9 Leading Nonprofit Groups Urge Foundations to Dig Into Endowments to Support Charities
A group of nine philanthropic membership and advocacy organizations called on foundations to increase their giving in response to the coronavirus pandemic, even if their endowments take a big hit.
"The strength of a funder’s grantees at the end of this crisis will be a much better measure of the significance of a foundation than the size of its endowment," the letter says.
The letter notes that the Cares Act, the recently enacted $2 trillion federal stimulus law, will benefit nonprofits and the people they serve, but accessing government assistance may be difficult for nonprofits.
The groups signing the letter are BoardSource, the Center for Effective Philanthropy, Council on Foundations, Grantmakers for Effective Organizations, Hispanics in Philanthropy, Independent Sector, National Center for Family Philanthropy, National Committee for Responsive Philanthropy, and United Philanthropy Forum.
Foundations that have been created to last in perpetuity limit their grant making so they can maintain and grow the size of their endowments.

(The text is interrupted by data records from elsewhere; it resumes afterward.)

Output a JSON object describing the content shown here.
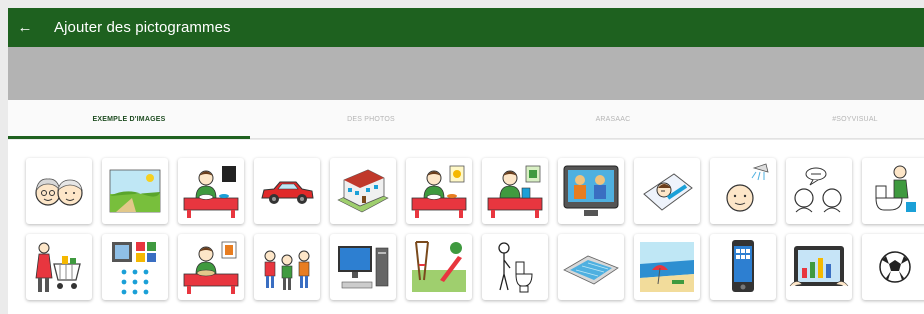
{
  "header": {
    "title": "Ajouter des pictogrammes",
    "back_icon": "arrow-left-icon",
    "background": "#1e611f"
  },
  "tabs": [
    {
      "label": "EXEMPLE D'IMAGES",
      "active": true
    },
    {
      "label": "DES PHOTOS",
      "active": false
    },
    {
      "label": "ARASAAC",
      "active": false
    },
    {
      "label": "#SOYVISUAL",
      "active": false
    }
  ],
  "accent_color": "#1e611f",
  "pictograms": [
    "elderly-couple-icon",
    "landscape-icon",
    "dinner-night-icon",
    "car-icon",
    "school-building-icon",
    "lunch-day-icon",
    "cooking-icon",
    "television-family-icon",
    "sleeping-child-icon",
    "shower-baby-icon",
    "conversation-icon",
    "toilet-person-icon",
    "shopping-cart-icon",
    "puzzle-game-icon",
    "baking-icon",
    "friends-group-icon",
    "desktop-computer-icon",
    "playground-icon",
    "toilet-stand-icon",
    "swimming-pool-icon",
    "beach-icon",
    "smartphone-icon",
    "tablet-icon",
    "soccer-ball-icon"
  ]
}
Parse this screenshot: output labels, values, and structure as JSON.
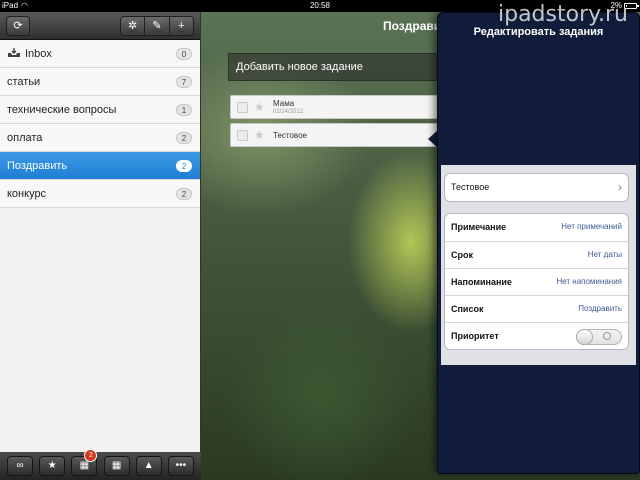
{
  "status_bar": {
    "device": "iPad",
    "time": "20:58",
    "battery": "2%"
  },
  "sidebar": {
    "items": [
      {
        "label": "Inbox",
        "count": "0"
      },
      {
        "label": "статьи",
        "count": "7"
      },
      {
        "label": "технические вопросы",
        "count": "1"
      },
      {
        "label": "оплата",
        "count": "2"
      },
      {
        "label": "Поздравить",
        "count": "2"
      },
      {
        "label": "конкурс",
        "count": "2"
      }
    ],
    "bottom_badge": "2"
  },
  "main": {
    "title": "Поздравить",
    "add_task_placeholder": "Добавить новое задание",
    "tasks": [
      {
        "title": "Мама",
        "date": "02/24/2012"
      },
      {
        "title": "Тестовое"
      }
    ]
  },
  "popover": {
    "title": "Редактировать задания",
    "task_name": "Тестовое",
    "rows": [
      {
        "label": "Примечание",
        "value": "Нет примечаний"
      },
      {
        "label": "Срок",
        "value": "Нет даты"
      },
      {
        "label": "Напоминание",
        "value": "Нет напоминания"
      },
      {
        "label": "Список",
        "value": "Поздравить"
      },
      {
        "label": "Приоритет"
      }
    ]
  },
  "watermark": "ipadstory.ru"
}
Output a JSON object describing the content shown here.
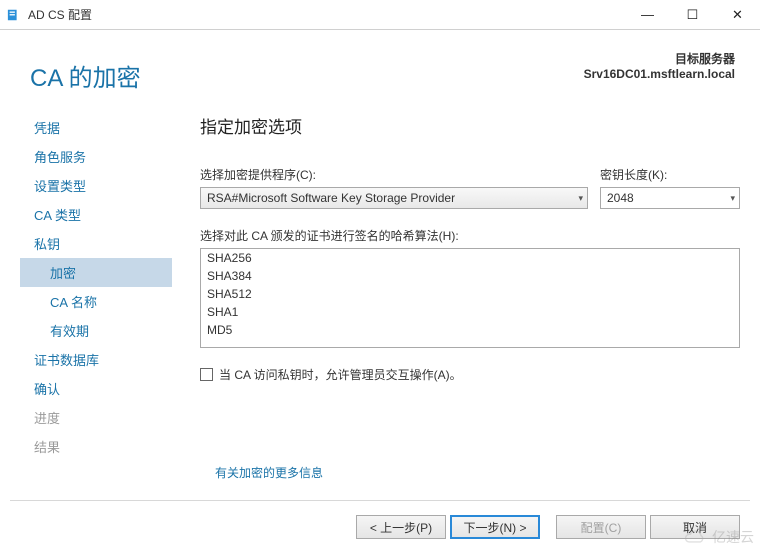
{
  "titlebar": {
    "title": "AD CS 配置"
  },
  "target": {
    "label": "目标服务器",
    "value": "Srv16DC01.msftlearn.local"
  },
  "page_title": "CA 的加密",
  "sidebar": {
    "items": [
      {
        "label": "凭据",
        "state": "normal"
      },
      {
        "label": "角色服务",
        "state": "normal"
      },
      {
        "label": "设置类型",
        "state": "normal"
      },
      {
        "label": "CA 类型",
        "state": "normal"
      },
      {
        "label": "私钥",
        "state": "normal"
      },
      {
        "label": "加密",
        "state": "selected",
        "sub": true
      },
      {
        "label": "CA 名称",
        "state": "normal",
        "sub": true
      },
      {
        "label": "有效期",
        "state": "normal",
        "sub": true
      },
      {
        "label": "证书数据库",
        "state": "normal"
      },
      {
        "label": "确认",
        "state": "normal"
      },
      {
        "label": "进度",
        "state": "disabled"
      },
      {
        "label": "结果",
        "state": "disabled"
      }
    ]
  },
  "main": {
    "heading": "指定加密选项",
    "provider_label": "选择加密提供程序(C):",
    "provider_value": "RSA#Microsoft Software Key Storage Provider",
    "keylen_label": "密钥长度(K):",
    "keylen_value": "2048",
    "hash_label": "选择对此 CA 颁发的证书进行签名的哈希算法(H):",
    "hash_options": [
      "SHA256",
      "SHA384",
      "SHA512",
      "SHA1",
      "MD5"
    ],
    "checkbox_label": "当 CA 访问私钥时，允许管理员交互操作(A)。",
    "more_link": "有关加密的更多信息"
  },
  "footer": {
    "prev": "< 上一步(P)",
    "next": "下一步(N) >",
    "config": "配置(C)",
    "cancel": "取消"
  },
  "watermark": "亿速云"
}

It’s a way to ensure they will be able to respond to needs decades into the future.
Phil Buchanan, president of the Center for Effective Philanthropy, said foundations should focus on the enormity of the present crisis rather than investment returns.
"This is an unprecedented time, and we think it’s going to require funders to be willing to up their spending even as their endowment values plummet, Buchanan said. "Perpetuity is a long time, and they’ll have plenty of time to get back to where they were."
Already more than 400 foundations have signed a pledge to make their grant making more grantee-friendly. Among other things, they have promised to provide general operating support rather than project-specific grants and relax reporting requirements.
Those actions are a huge step, said Dave Biemesderfer, president of the United Philanthropy Forum. But given that nonprofits are facing a "double whammy" of reduced revenues and increased demands for services, foundations should dig deeper.
Said Biemesderfer: "The crisis we’re in calls for taking more risk than these funders have ever taken before."
A few grant makers, including the Mary Reynolds Babcock, Libra, and MRG foundations, and the North Star Fund, have announced plans to give more this year.
Buchanan said he hoped the letter would provide a strong argument for foundation leaders trying to persuade their boards to follow suit. While he said nonprofits face urgent needs, he isn’t disappointed more foundations haven’t already announced plans to raid their endowments. Many are probably wrestling with how to adjust their investment portfolios to minimize losses, and some may be trying to determine which of their grantees are in the most dire straits. There’s no need, Buchanan said, to siphon off a foundation endowment to support a large nonprofit with its own large endowment.
"There are a lot of reasons why it might take weeks, not days, to figure out what is the right approach," he said. "I think it’s too soon to either castigate or celebrate philanthropy’s response."
Opposed to Mandate
Joanne Florino, vice president for philanthropic services at the Philanthropy Roundtable, said her group was not contacted to sign the letter. The roundtable, a network of philanthropists and foundations, opposes any mandate that foundations spend more than 5 percent of assets annually, as required by federal law.
However, she said the group has always urged donors to give generously and for foundations to consider spending down their assets in a specified time frame. She predicted a range of responses to coronavirus and noted that many foundations will likely spend well above the 5 percent minimum because their asset base has been slammed on the market — just to keep their current program supplied with cash will take a larger percentage of their endowmen...